Duration. The new law subsidizes COBRA coverage for up to 9 months. However, the subsidy may terminate at an earlier time if:
- The individual becomes eligible for coverage under any other group health plan;
- The individual becomes eligible for Medicare; or
- COBRA eligibility otherwise ends (i.e., expiration of the maximum coverage period from the qualifying event or nonpayment of premiums).
Individuals must notify the group health plan providing the COBRA continuation coverage when they are no longer eligible for the subsidy or face a penalty of 110% of any subsidy received after they became ineligible.
Impact of Existing Employer Subsidy. Many severance plans already provide partially subsidized COBRA for employees who are involuntarily terminated. In most cases, if there is an existing subsidy, it appears that the employer would be able to receive some or all of the subsidy under the Act, but it is unclear how this subsidy would be calculated. However, if the employer is paying the entire COBRA premium, it would not be able to recover any of its costs, since recovery under the Act requires that the qualified beneficiary pay at least part of the COBRA premium.
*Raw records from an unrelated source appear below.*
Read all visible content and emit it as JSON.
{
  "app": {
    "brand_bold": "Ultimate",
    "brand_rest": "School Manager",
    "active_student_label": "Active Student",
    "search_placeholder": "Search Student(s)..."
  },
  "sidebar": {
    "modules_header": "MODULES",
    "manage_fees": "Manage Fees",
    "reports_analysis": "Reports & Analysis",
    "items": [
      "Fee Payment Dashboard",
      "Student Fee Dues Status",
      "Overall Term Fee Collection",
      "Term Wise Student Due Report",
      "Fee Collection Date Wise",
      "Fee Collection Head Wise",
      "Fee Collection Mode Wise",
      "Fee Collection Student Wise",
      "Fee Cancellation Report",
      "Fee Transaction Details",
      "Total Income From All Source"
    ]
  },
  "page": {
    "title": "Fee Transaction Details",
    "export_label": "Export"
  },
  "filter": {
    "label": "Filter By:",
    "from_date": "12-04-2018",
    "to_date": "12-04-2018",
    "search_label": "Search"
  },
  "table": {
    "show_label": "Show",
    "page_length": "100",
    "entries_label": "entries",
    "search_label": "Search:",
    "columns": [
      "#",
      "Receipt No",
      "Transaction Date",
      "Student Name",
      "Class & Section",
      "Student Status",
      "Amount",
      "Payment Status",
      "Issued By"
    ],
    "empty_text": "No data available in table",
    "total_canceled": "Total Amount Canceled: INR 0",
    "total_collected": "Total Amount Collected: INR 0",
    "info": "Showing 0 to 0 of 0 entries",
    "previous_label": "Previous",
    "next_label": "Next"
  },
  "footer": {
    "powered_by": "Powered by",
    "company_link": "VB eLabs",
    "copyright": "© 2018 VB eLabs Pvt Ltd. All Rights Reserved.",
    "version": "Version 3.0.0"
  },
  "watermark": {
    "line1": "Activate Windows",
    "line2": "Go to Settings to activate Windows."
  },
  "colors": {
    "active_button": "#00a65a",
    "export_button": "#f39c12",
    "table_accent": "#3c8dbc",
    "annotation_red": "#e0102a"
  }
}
Special Election Requirement
Special Election Period. The new law requires that group health plan administrators give individuals, who were involuntarily terminated between September 1, 2008 and February 16, 2009, but who are not currently receiving COBRA coverage, a 60-day period in which to elect subsidized COBRA coverage. This special election must be offered both to eligible qualified beneficiaries who originally declined COBRA coverage and to eligible qualified beneficiaries who elected and subsequently terminated COBRA coverage.
- Duration of Coverage Elected under Special Election Period. The 60-day election period will begin on the date the plan administrator provides the notice of the special election period to the individual. For individuals who elect it, the subsidy and coverage will not be retroactive to the date of the loss of regular coverage. Instead, coverage will generally begin on March 1, 2009. However, coverage will end on the date coverage would otherwise have ended if the qualified beneficiary had timely elected COBRA coverage following the former employee’s involuntary termination of employment (e.g., 18 months after the involuntary termination).
- Pre-Existing Conditions. In the case of a qualified beneficiary who elects COBRA coverage during this new election period, the period of time beginning with the qualifying event and ending on the effective date of the newly elected COBRA coverage will not be counted as a break in coverage for purposes of pre-existing condition limitations.
- Optional Coverage Offerings. An employer may, in its discretion, allow a subsidy-eligible qualified beneficiary to elect coverage under a different group health benefit option than the one he or she had been enrolled in at the time of involuntary termination of employment, provided the coverage elected is not more expensive than the benefit option under which the individual had previously been enrolled.